> Work request
Check the listing below for lines that hold "Skróty". How many are there? Please give only the number.

> Data extract
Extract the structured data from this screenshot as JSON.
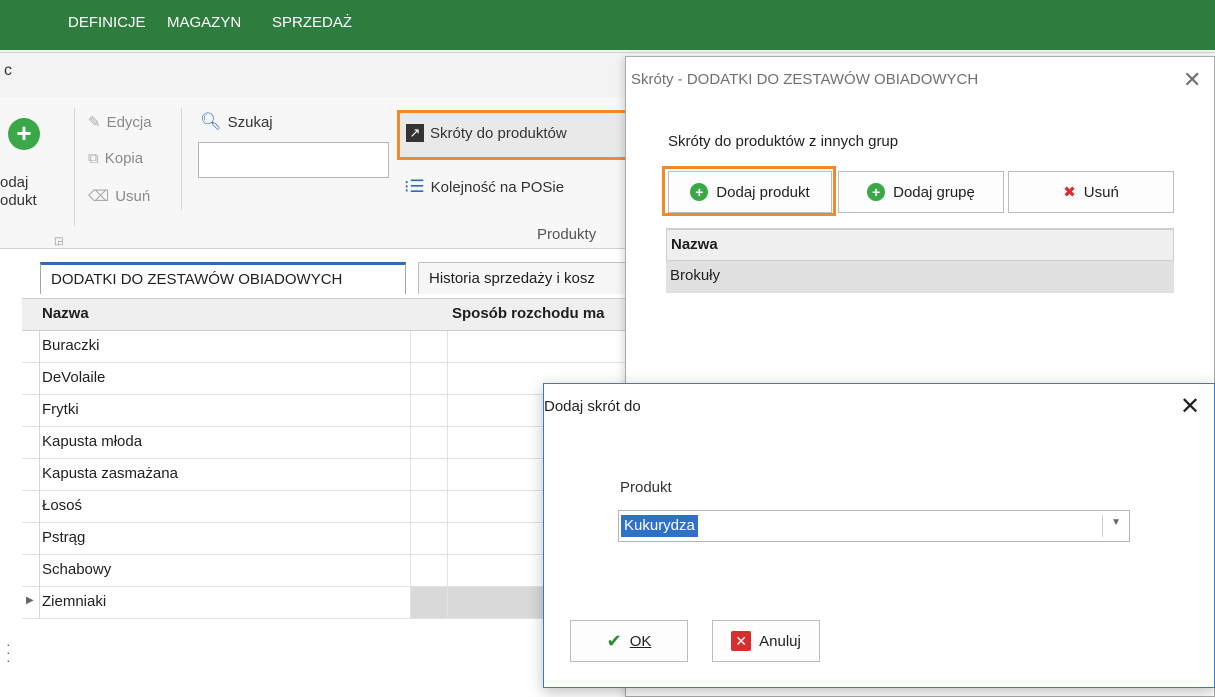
{
  "menu": [
    "DEFINICJE",
    "MAGAZYN",
    "SPRZEDAŻ"
  ],
  "address_glyph": "c",
  "ribbon": {
    "add_product_line1": "odaj",
    "add_product_line2": "odukt",
    "edit": "Edycja",
    "copy": "Kopia",
    "delete": "Usuń",
    "search": "Szukaj",
    "shortcuts": "Skróty do produktów",
    "pos_order": "Kolejność na POSie",
    "group_products": "Produkty"
  },
  "tabs": [
    "DODATKI DO ZESTAWÓW OBIADOWYCH",
    "Historia sprzedaży i kosz"
  ],
  "grid": {
    "columns": [
      "Nazwa",
      "Sposób rozchodu ma"
    ],
    "rows": [
      "Buraczki",
      "DeVolaile",
      "Frytki",
      "Kapusta młoda",
      "Kapusta zasmażana",
      "Łosoś",
      "Pstrąg",
      "Schabowy",
      "Ziemniaki"
    ],
    "current_row": 8
  },
  "shortcuts_dialog": {
    "title": "Skróty - DODATKI DO ZESTAWÓW OBIADOWYCH",
    "heading": "Skróty do produktów z innych grup",
    "add_product": "Dodaj produkt",
    "add_group": "Dodaj grupę",
    "delete": "Usuń",
    "column": "Nazwa",
    "rows": [
      "Brokuły"
    ]
  },
  "add_shortcut_dialog": {
    "title": "Dodaj skrót do",
    "label": "Produkt",
    "value": "Kukurydza",
    "ok": "OK",
    "cancel": "Anuluj"
  },
  "colors": {
    "menubar": "#2e7d3e",
    "highlight": "#f28a2c",
    "selection": "#2f70c8"
  }
}
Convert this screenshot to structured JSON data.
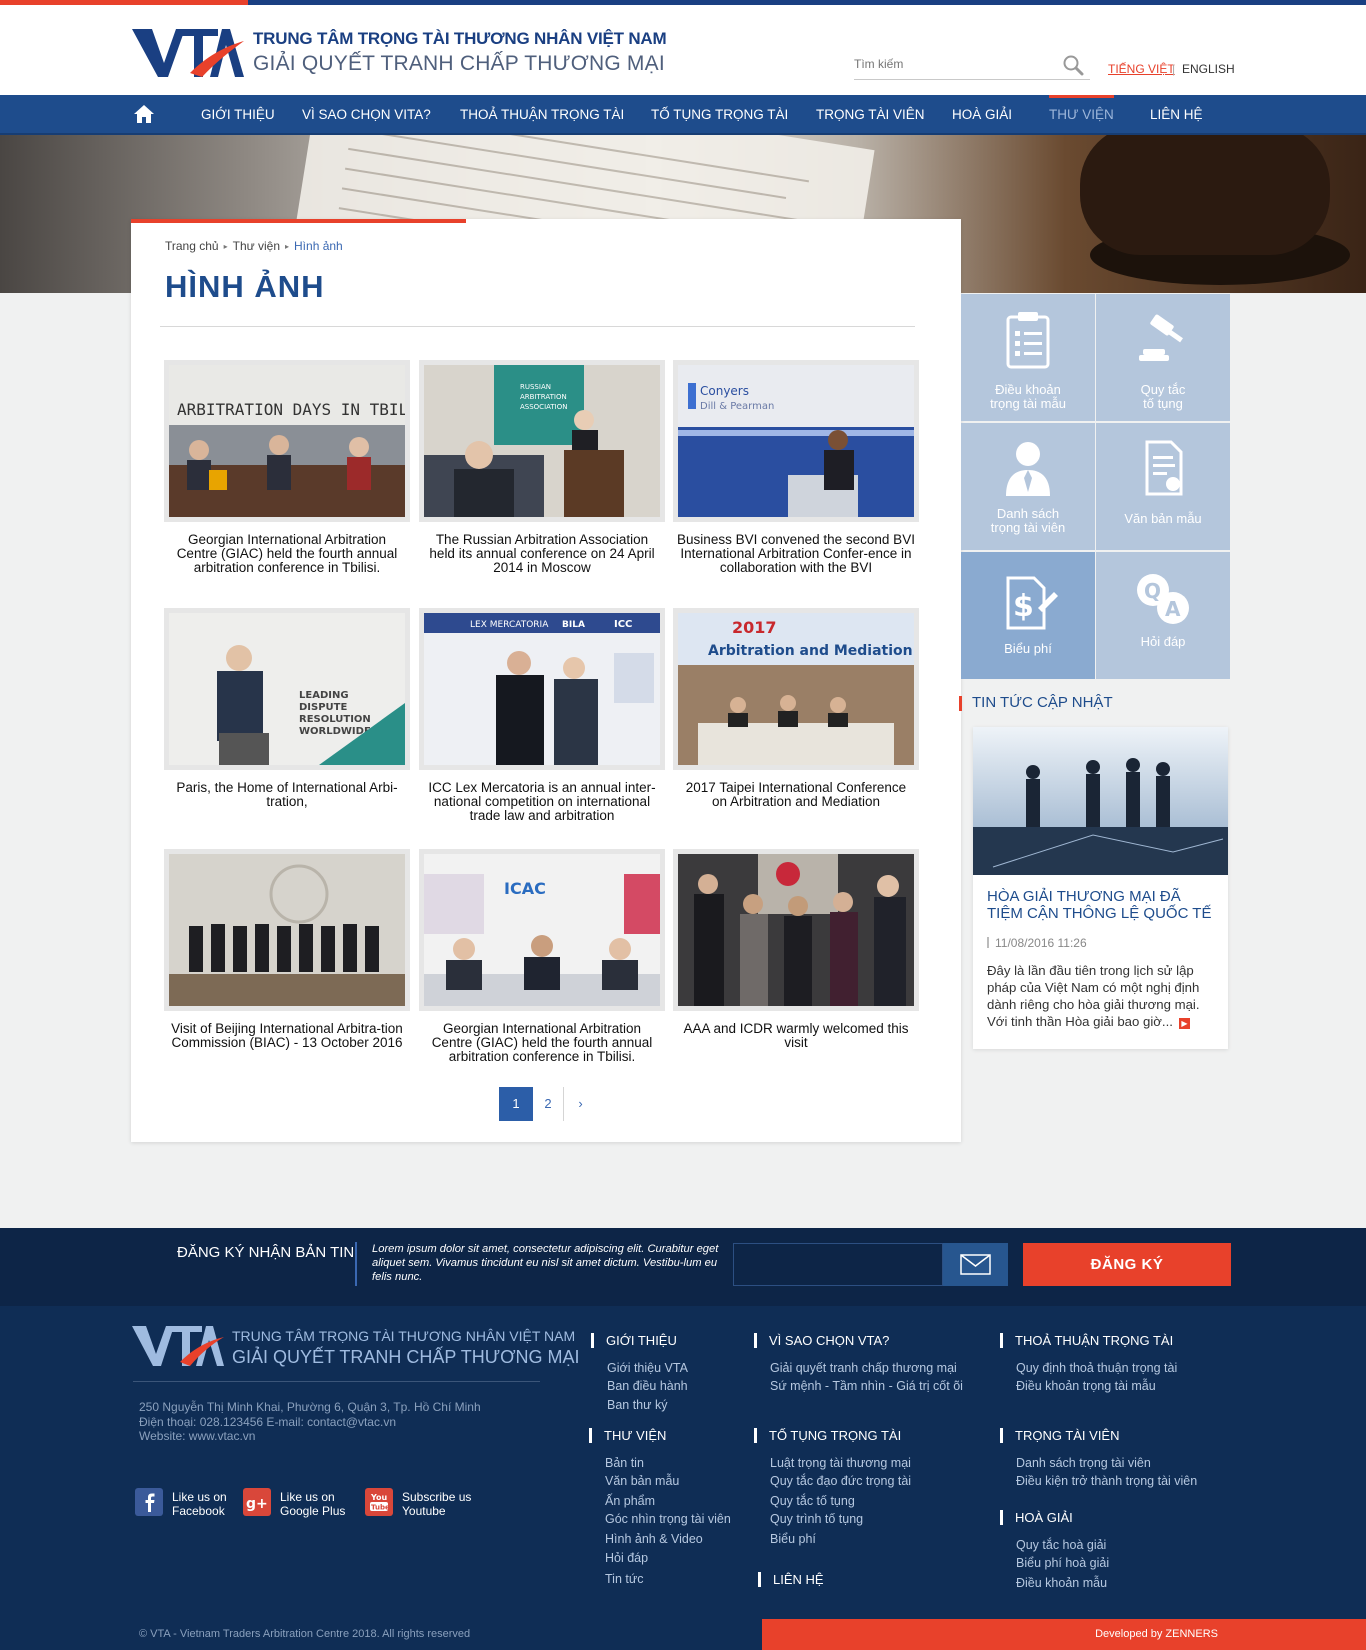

> Output
3